), a rocky island opposite to Cnidus, between Cos in the north and Telos in the south, about 12 1/2 Roman miles distant from Cape Triopion in Caria. (Plin. Nat. 5.36
; Strab. xiv. p.656
, [p. 2.441]
p. 488; Steph. B. sub voce
It also bore the name of Porphyris, on account of its rocks of porphyry.
The island is almost circular, and is only 80 stadia in circumference; it is said to have been formed by Poseidon, with his trident, knocking off a portion of Cos, and throwing it upon the giant Polybotes. (Strab. x. p.489
; Apollod. 1.6.2
; Paus. 1.2.4
; Eustath. ad Dion. Perieg.
530, ad Hom. Il.
The island is evidently of volcanic origin, and was gradually formed by volcanic eruptions of lava from a central crater, which in the end collapsed, leaving at its top a lake strongly impregnated with sulphur.
The highest mountain in the north-western part is 2271 feet in height; another, a little to the northeast, is 1800, and a third in the south is 1700 feet high.
The hot springs of Nisyrus were known to the ancients, as well as its quarries of millstones and its excellent wine.
The island has no good harbour; but near its north-western extremity it had, and still has, a tolerable roadstead, and there, on a small bay, was situated the towrn of Nisyrus.
The same spot is still occupied by a little town, at a distance of about 10 minutes' walk from which there are very considerable remnants of the ancient acropolis, consisting of mighty walls of black trachyte, with square towers and gates. From the acropolis two walls run down towards the sea, so as to embrace the lower town, which was built in terraces on the slope of the hill. Of the town itself, which possessed a temple of Poseidon, very little now remains.
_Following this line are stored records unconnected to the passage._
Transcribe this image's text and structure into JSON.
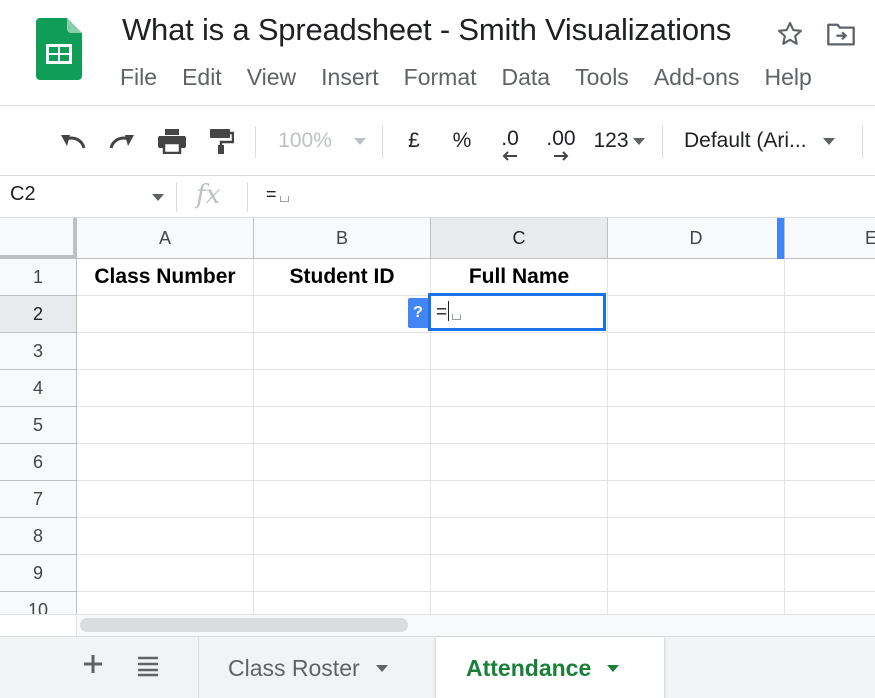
{
  "document": {
    "title": "What is a Spreadsheet - Smith Visualizations",
    "menu": [
      "File",
      "Edit",
      "View",
      "Insert",
      "Format",
      "Data",
      "Tools",
      "Add-ons",
      "Help"
    ]
  },
  "toolbar": {
    "zoom": "100%",
    "currency": "£",
    "percent": "%",
    "decrease_decimal": ".0",
    "increase_decimal": ".00",
    "more_formats": "123",
    "font": "Default (Ari..."
  },
  "formula_bar": {
    "name_box": "C2",
    "fx": "fx",
    "content": "="
  },
  "grid": {
    "columns": [
      "A",
      "B",
      "C",
      "D",
      "E"
    ],
    "rows": [
      "1",
      "2",
      "3",
      "4",
      "5",
      "6",
      "7",
      "8",
      "9",
      "10"
    ],
    "header_row": [
      "Class Number",
      "Student ID",
      "Full Name",
      ""
    ],
    "active_cell": {
      "ref": "C2",
      "content": "="
    },
    "help_chip": "?"
  },
  "sheets": {
    "tabs": [
      {
        "label": "Class Roster",
        "active": false
      },
      {
        "label": "Attendance",
        "active": true
      }
    ]
  },
  "colors": {
    "accent_blue": "#1a73e8",
    "active_tab_green": "#188038",
    "logo_green": "#0f9d58"
  }
}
On the east of the town is a plain, which anciently was a lake, and was separated from the sea by a dike, of which considerable remains are still seen.
The hot springs (θερμά
) still exist at a distance of about half an hour's walk east of the town. Stephanus B. (s. v.) mentions another small town in the south-west of Nisyrus, called Argos, which still exists under its ancient name, and in the neighbourhood of which hot vapours are constantly issuing from a chasm in the rock.
As regards the history of Nisyrus, it is said originally to have been inhabited by Carians, until Thessalus, a son of Heracles, occupied the island with his Dorians, who were governed by the kings of Cos. (Diod. 5.54
; Hom. II.
It is possible that, after Agamemnon's return from Troy, Argives settled in the island, as they did in Calymnus, which would account for the name of Argos occurring in both islands; Herodotus (7.99
), moreover, calls the inhabitants of Nisyrus Epidaurians. Subsequently the island lost most of its inhabitants during repeated earthquakes, but the population was restored by inhabitants from Cos and Rhodes settling in it. During the Persian War, Nisyrus, together with Cos and Calymnus, was governed by queen Artemisia (Herod. l.c.).
In the time of the Peloponnesian War it belonged to the tributary allies of Athens, to which it had to pay 100 drachmae every month: subsequently it joined the victorious Lacedaemonians; but after the victory of Cnidos, B. C. 394, Conon induced it to revolt from Sparta. (Diod. 14.84
At a later period it was for a time probably governed by the Ptolemies of Egypt. Throughout the historical period the inhabitants of Nisyrus were Dorians; a fact which is attested by the inscriptions found in the island, all of which are composed in the Doric dialect.
An excellent account of Nisyrus, which still bears its ancient name Νίσυρος
, is found in L. Ross, Reisen auf den Griech. Inseln
, vol. ii. pp. 67-81.